In the 1950s, as Europe recovered after the Second-World-War, the European Broadcasting Union based in Switzerland, set up a committee to examine ways of bringing together the countries of the EBU around a ‘light entertainment programme’.
At a committee meeting held in Monaco in January 1955, director general of Swiss television and committee chairman Marcel Bezençon conceived the idea of an international song contest where countries would participate in one television programme to be transmitted simultaneously to all countries of the union. The competition was based upon the existing Sanremo Music Festival held in Italy, and was also seen as a technological experiment in live television: as in those days, it was a very ambitious project to join many countries together in a wide-area international network.
The concept, then known as “Eurovision Grand Prix”, was approved by the EBU General Assembly in at a meeting held in Rome on 19th October 1955 and it was decided that the first contest would take place in spring 1956 in Lugano, Switzerland.
The first Contest was held on 24th May 1956. Seven countries participated—each submitting two songs, for a total of fourteen. This was the only Contest in which more than one song per country was performed as since 1957 all Contests have allowed one entry per country.

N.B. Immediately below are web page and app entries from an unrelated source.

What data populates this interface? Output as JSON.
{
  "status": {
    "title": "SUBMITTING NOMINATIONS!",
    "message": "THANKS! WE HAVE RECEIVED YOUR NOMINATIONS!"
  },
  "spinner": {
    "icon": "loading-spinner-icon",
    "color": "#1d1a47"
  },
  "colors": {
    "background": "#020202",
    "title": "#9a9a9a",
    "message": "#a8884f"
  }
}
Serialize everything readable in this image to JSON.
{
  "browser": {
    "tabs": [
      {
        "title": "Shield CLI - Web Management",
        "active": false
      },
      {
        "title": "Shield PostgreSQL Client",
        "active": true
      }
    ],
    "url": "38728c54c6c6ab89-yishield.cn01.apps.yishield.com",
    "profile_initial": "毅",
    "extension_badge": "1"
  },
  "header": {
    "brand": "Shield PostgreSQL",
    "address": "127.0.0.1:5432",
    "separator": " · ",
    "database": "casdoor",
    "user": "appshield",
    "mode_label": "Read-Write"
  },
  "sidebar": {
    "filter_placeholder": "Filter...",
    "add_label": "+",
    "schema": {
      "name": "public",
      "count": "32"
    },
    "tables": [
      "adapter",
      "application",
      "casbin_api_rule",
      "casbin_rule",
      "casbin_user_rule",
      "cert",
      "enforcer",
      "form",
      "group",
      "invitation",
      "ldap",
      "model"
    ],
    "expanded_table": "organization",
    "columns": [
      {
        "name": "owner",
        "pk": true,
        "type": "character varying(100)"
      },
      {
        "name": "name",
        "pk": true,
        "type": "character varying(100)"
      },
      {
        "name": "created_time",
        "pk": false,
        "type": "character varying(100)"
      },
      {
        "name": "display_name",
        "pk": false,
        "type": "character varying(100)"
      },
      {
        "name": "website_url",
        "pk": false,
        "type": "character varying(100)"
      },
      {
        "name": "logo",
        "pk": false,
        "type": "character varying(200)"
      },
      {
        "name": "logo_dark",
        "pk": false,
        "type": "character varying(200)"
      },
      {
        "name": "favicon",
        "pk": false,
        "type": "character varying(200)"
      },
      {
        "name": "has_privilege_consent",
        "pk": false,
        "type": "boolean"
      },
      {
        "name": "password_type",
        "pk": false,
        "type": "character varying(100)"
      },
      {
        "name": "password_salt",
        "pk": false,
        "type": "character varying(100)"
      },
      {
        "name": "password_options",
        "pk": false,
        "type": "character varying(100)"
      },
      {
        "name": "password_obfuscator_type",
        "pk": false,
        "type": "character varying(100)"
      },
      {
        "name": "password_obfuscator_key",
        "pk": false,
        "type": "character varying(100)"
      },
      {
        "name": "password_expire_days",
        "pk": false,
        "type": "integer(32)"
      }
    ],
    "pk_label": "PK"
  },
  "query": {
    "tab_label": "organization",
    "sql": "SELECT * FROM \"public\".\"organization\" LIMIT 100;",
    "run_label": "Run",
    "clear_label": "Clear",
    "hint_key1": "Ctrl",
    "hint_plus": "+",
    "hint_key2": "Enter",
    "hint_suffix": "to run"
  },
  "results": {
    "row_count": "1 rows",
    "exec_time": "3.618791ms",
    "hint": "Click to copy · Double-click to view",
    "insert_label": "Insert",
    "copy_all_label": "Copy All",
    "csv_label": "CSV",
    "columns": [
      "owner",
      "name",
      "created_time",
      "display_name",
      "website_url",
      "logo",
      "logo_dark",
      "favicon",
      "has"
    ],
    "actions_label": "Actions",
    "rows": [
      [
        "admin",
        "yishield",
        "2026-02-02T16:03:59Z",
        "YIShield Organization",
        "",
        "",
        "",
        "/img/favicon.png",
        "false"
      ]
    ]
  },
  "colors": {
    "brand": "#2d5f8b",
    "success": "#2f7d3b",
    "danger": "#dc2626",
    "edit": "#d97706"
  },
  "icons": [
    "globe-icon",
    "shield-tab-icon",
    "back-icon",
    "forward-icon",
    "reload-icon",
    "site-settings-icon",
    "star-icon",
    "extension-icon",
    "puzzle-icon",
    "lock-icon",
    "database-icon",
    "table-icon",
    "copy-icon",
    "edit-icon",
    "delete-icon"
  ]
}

The 1956 Contest was won by the host nation with a song called ‘Refrain’ sung by Lys Assia.
The United Kingdom first participated at the Eurovision Song Contest in the following year. The BBC had wanted to take part in the first contest but had submitted their entry to the after the deadline had passed. The UK has entered every year since apart from 1958, and has won the Contest a total of five times. Its first victory came in 1967 with “Puppet on a String” by Sandie Shaw.
There have been 54 Contests, with one winner each year except the tied 1969 Con test, which had four. Twenty-five different countries have won the contest. The country with the highest number of wins is Ireland, with seven. Portugal is the country with the longest history in the Contest without a win; it made its forty-fourth appearance at the 2010 Contest. The only person to have won more than once as performer is Ireland’s Johnny Logan, who performed “What’s Another Year” in 1980 and “Hold Me Now” in 1987.
Norway is the country which holds the unfortunate distinction of having scored the most ‘nul points’ in Eurovision Song Contest history – four times in all, and that is what I call humiliating. They have also been placed last ten times, which is also a record!
For many years the annual Eurovision Song Contest was a big event in out house usually with a party where everyone would pick their favourite and would dress appropriately to support their chosen nation. In later years no one ever picked the United Kingdom because the only thing that is certain about the competition is that being the unpopular man of Europe we are unlikely to ever win again and every year there is a ritual humiliation with a low scoring result.